Excerpts from an interface dataset:
▼

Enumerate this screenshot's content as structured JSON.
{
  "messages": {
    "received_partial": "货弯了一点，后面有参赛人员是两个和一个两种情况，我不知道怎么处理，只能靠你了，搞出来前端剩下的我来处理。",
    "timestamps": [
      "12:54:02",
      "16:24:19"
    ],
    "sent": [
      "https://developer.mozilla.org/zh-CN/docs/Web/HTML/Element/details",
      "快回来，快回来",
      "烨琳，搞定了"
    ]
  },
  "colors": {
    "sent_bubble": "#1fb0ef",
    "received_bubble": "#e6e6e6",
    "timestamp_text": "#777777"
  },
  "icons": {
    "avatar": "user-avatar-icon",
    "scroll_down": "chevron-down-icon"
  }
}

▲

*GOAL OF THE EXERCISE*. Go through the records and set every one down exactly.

*YOUR SOLUTION*.
Enumerate this screenshot's content as structured JSON.
{
  "messages": {
    "received_partial": "货弯了一点，后面有参赛人员是两个和一个两种情况，我不知道怎么处理，只能靠你了，搞出来前端剩下的我来处理。",
    "timestamps": [
      "12:54:02",
      "16:24:19"
    ],
    "sent": [
      "https://developer.mozilla.org/zh-CN/docs/Web/HTML/Element/details",
      "快回来，快回来",
      "烨琳，搞定了"
    ]
  },
  "colors": {
    "sent_bubble": "#1fb0ef",
    "received_bubble": "#e6e6e6",
    "timestamp_text": "#777777"
  },
  "icons": {
    "avatar": "user-avatar-icon",
    "scroll_down": "chevron-down-icon"
  }
}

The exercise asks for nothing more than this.